Centuries later, the Slave Voyages Project is seeking to reclaim this lost history. Through creative use of available records, the project identifies and documents the vessels used in the slave trade, their routes, the enslaved, and the enslavers. To date, the project has succeeded in documenting over 32,000 voyages between Africa and the New World, 10,000 intra-American voyages, and 92,000 Africans. They have also created a digital reconstruction of the L’Aurore from the original drawings for the slave vessel, some sketches of which are pictured below.
It is hard to over-emphasize the importance of this project, giving names to the nameless forgotten by history. For the hundreds of millions of people in the Americas today who are descended from enslaved Africans, the Slave Voyages Project offers a glimmer of hope into making their family history accessible.

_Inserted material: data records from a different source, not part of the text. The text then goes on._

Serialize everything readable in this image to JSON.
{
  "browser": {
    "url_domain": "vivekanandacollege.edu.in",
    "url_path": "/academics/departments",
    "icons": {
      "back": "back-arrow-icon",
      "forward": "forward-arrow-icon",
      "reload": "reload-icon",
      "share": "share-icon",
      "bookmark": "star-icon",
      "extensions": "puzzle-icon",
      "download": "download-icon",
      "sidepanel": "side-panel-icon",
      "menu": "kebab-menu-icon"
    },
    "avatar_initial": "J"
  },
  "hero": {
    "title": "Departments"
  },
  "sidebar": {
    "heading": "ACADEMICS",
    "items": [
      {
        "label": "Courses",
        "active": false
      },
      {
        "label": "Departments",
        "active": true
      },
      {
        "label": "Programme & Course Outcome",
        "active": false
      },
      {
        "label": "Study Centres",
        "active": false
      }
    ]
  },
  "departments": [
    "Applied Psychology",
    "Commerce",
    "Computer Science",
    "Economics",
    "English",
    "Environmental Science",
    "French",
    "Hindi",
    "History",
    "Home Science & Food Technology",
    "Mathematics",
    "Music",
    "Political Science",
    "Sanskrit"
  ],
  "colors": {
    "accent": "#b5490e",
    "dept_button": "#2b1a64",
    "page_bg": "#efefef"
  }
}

Dr. Khan is also involved with the African Origins Project, a complementary undertaking to identify the historical origins of Africans transported to the Americas using contributions made by the public, and the African Diaspora Consortium., an objective to enhance understanding and connect the African Diaspora.
Dr. Khan is currently an Assistant Professor of Social Foundations at Clemson University. He holds a Ph.D. in Educational Studies from Emory University and a B.A. in Sociology with a minor in History from Tufts University. His doctoral work was on how the history of slavery was presented in secondary U.S. and Brazilian history textbooks. His current research interests incorporate the legacies of slavery as related to education and the experiences of Afro-Brazilians, African Americans, and other diaspora communities.